May 5 is officially Missing and Murdered Indigenous Women Awareness Day.
Gov. Doug Burgum signed the proclamation declaring the day Tuesday afternoon.
All day Wednesday, members of the tribal community hosted events in the Capital City to acknowledge the importance.
With about 39,000 Indigenous people living in the Peace Garden State, Indigenous people are more likely to be human trafficked than the general population.
The signing of this proclamation is being called by some people a step in the right direction.
“We know we still have a lot of work to do yet for that. But I think with him signing the proclamation it makes other entities kind of have to step up, like whether you’re a state or organization within the state,” said Sheridan McNeil.
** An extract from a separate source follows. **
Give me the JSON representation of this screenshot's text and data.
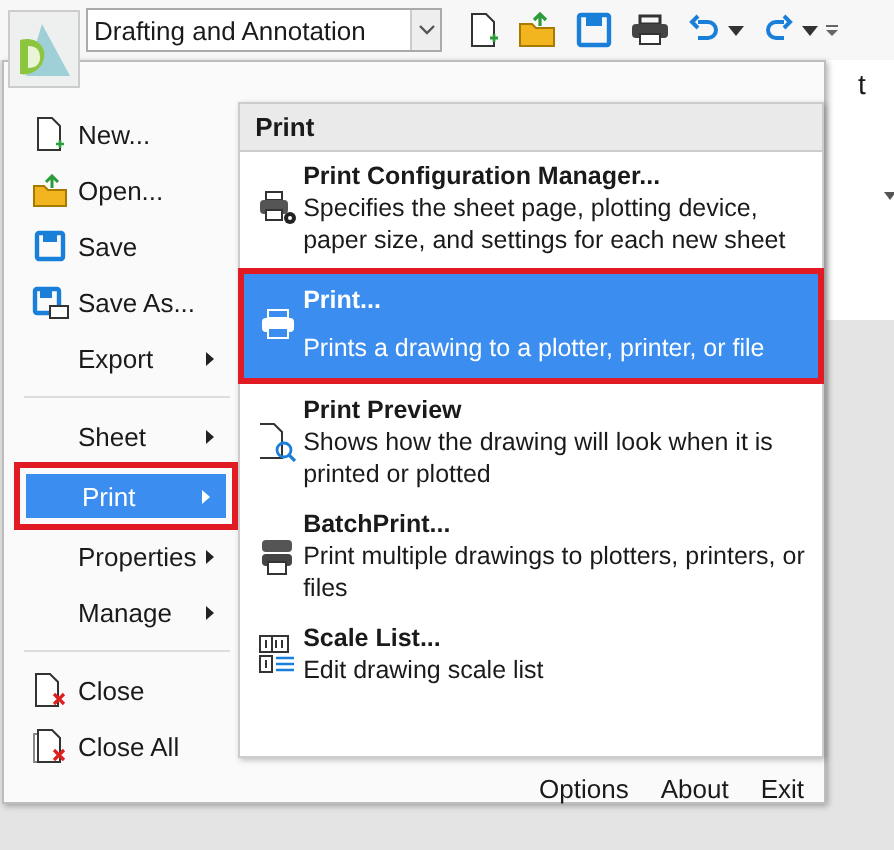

People came together beginning with a sunrise prayer, moving to a ceremony at the Heritage Center and ending with a march on the Capitol grounds.
Karen Lynn Sylva, who attended the event, says it was her own experience that opened her eyes.
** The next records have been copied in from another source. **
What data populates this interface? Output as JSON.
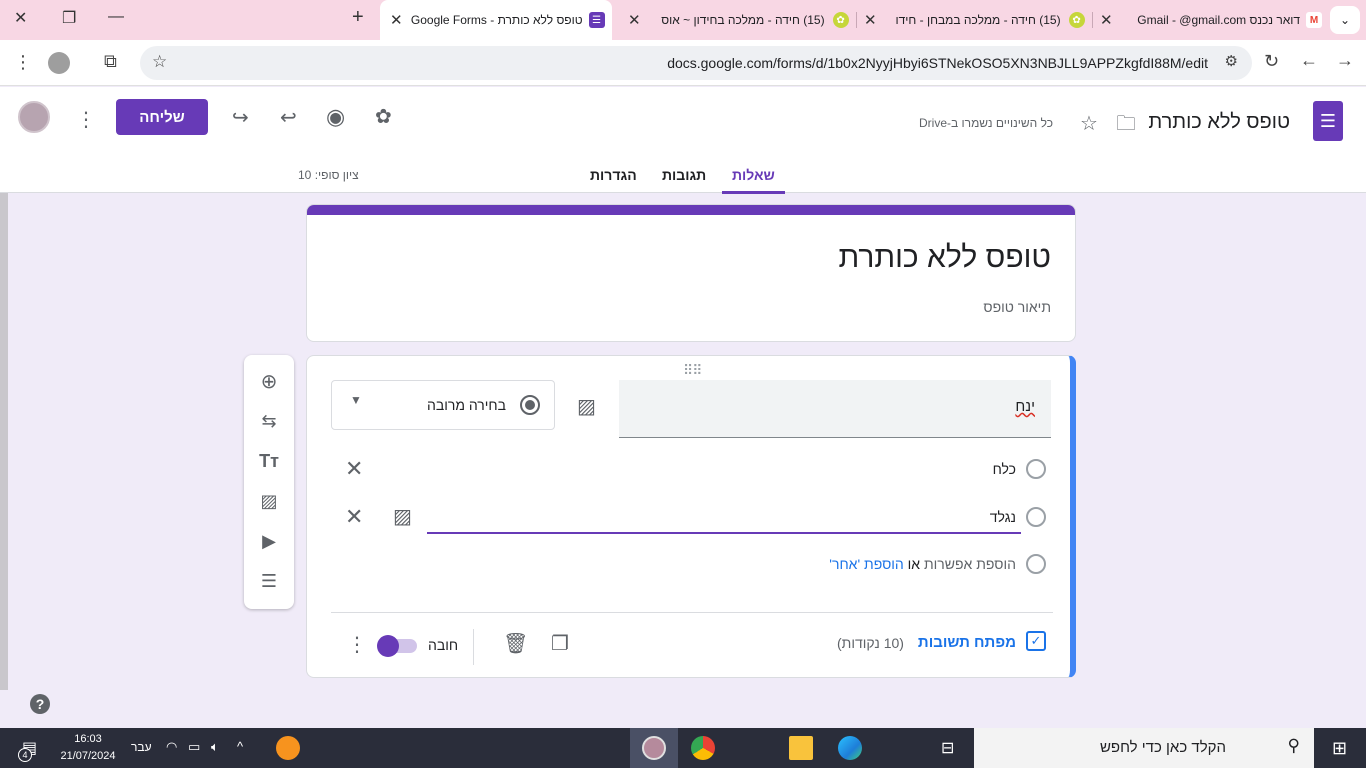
{
  "browser": {
    "tabs": [
      {
        "label": "דואר נכנס Gmail - ‎@gmail.com",
        "favicon": "gmail-icon"
      },
      {
        "label": "(15) חידה - ממלכה במבחן - חידו",
        "favicon": "puzzle-icon"
      },
      {
        "label": "(15) חידה - ממלכה בחידון ~ אוס",
        "favicon": "puzzle-icon"
      },
      {
        "label": "טופס ללא כותרת - Google Forms",
        "favicon": "forms-icon"
      }
    ],
    "url": "docs.google.com/forms/d/1b0x2NyyjHbyi6STNekOSO5XN3NBJLL9APPZkgfdI88M/edit"
  },
  "header": {
    "doc_title": "טופס ללא כותרת",
    "saved_status": "כל השינויים נשמרו ב-Drive",
    "send_label": "שליחה",
    "tabs": {
      "questions": "שאלות",
      "responses": "תגובות",
      "settings": "הגדרות"
    },
    "score_label": "ציון סופי: 10"
  },
  "form": {
    "title": "טופס ללא כותרת",
    "description": "תיאור טופס"
  },
  "question": {
    "text": "ינח",
    "type_label": "בחירה מרובה",
    "options": [
      "כלח",
      "נגלד"
    ],
    "add_option_label": "הוספת אפשרות",
    "or_label": "או",
    "add_other_label": "הוספת 'אחר'",
    "answer_key_label": "מפתח תשובות",
    "points_label": "(10 נקודות)",
    "required_label": "חובה",
    "required_on": true
  },
  "taskbar": {
    "search_placeholder": "הקלד כאן כדי לחפש",
    "time": "16:03",
    "date": "21/07/2024",
    "language": "עבר",
    "notifications": "4"
  },
  "colors": {
    "accent": "#673ab7",
    "page_bg": "#f0ebf8",
    "active_question": "#4285f4",
    "tabstrip": "#f8d7e4"
  }
}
“I was unaware of any of this MMIW until my daughter went missing. And then when I was in touch with Swan, Sheri. They kind of brought light to that is something that’s really going on,” said Sylva.
For years, people like Lissa Yellowbird-Chase have been the boots on the ground working to bring attention to the cause.
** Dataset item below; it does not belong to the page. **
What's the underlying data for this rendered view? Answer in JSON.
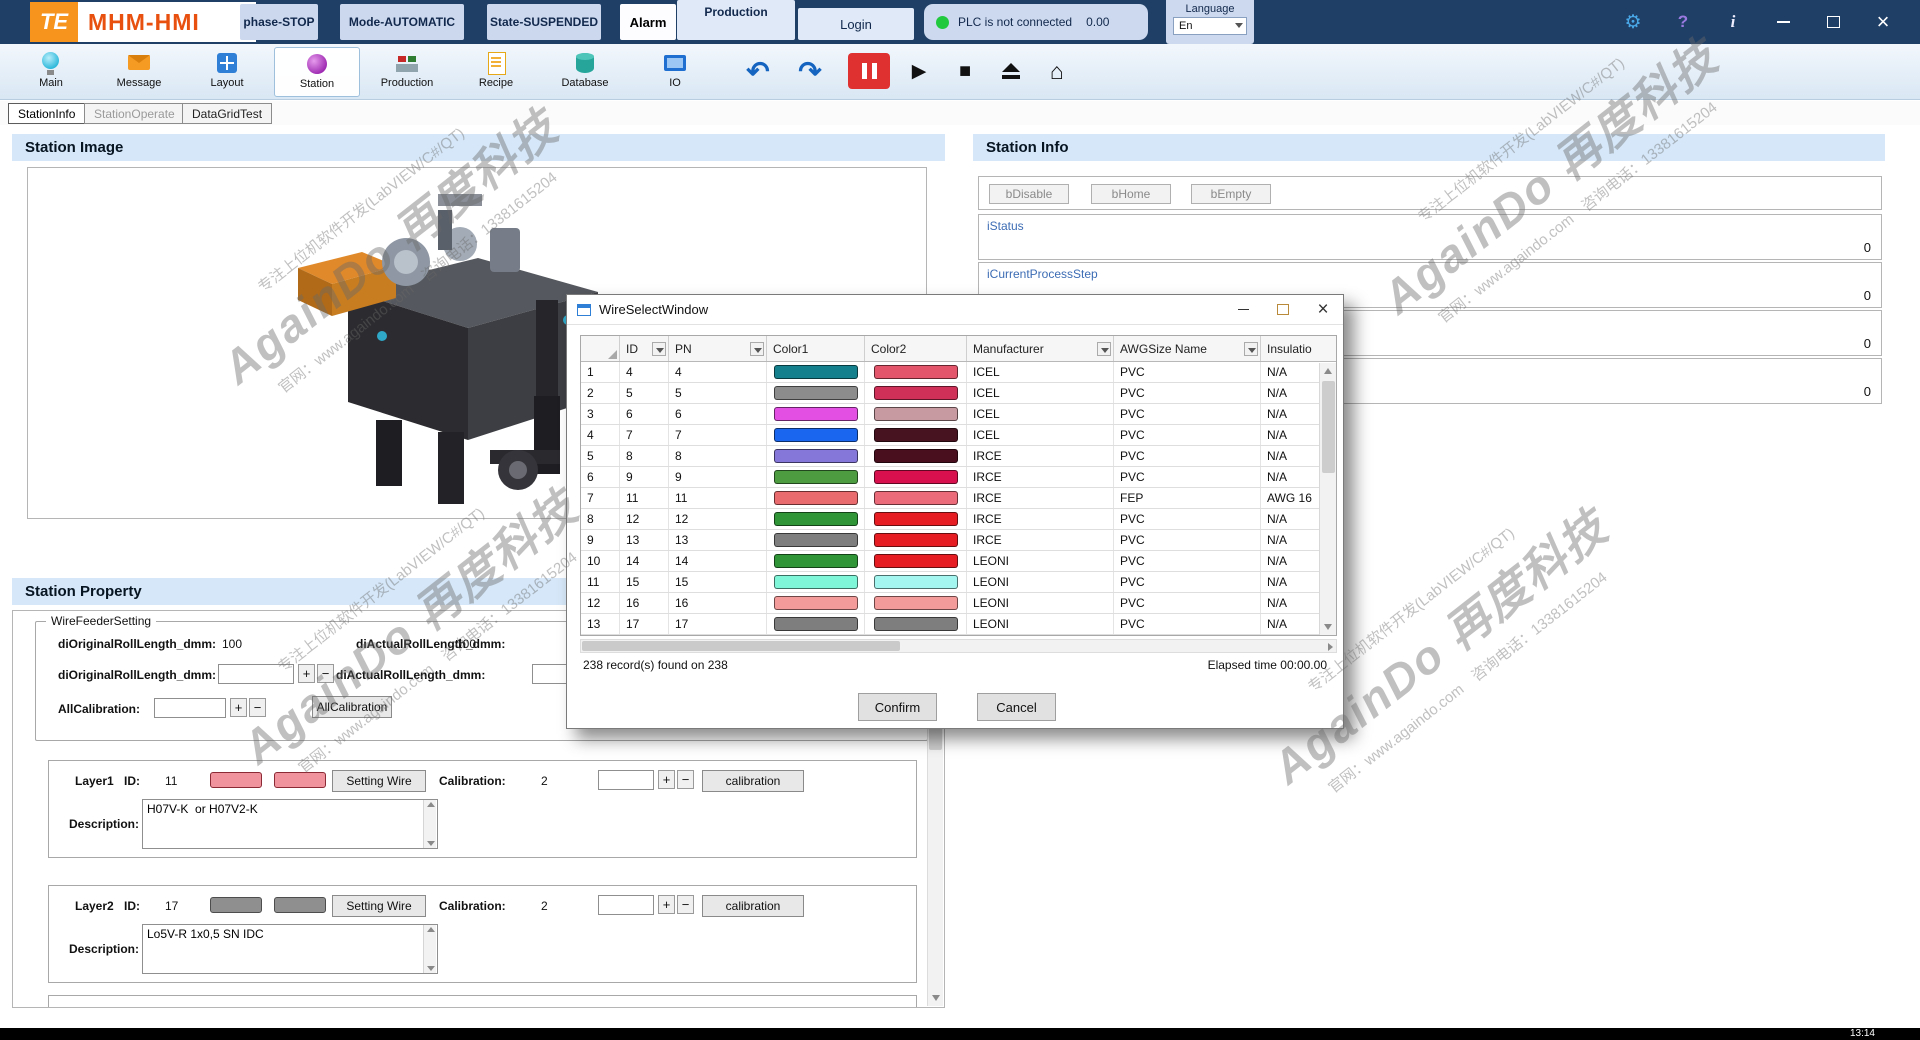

“Making these proclamations and these other efforts to give some attention to a much-needed cause, finding justice, finding our people and just being inclusive of marginalized communities as well,” said Yellowbird-Chase.
The proclamation signed encourages all North Dakotans to prevent further tragedies and promote healing to demonstrate solidarity with the families of victims.
“We can’t stop. It’s just this constant push forward. So you know we need everyone’s support in this. Whether your an individual or organization,” said McNeil.
May 5 is also National Missing and Murder Indigenous Women Awareness Day.
Across the nation, there were events going on helping raise awareness.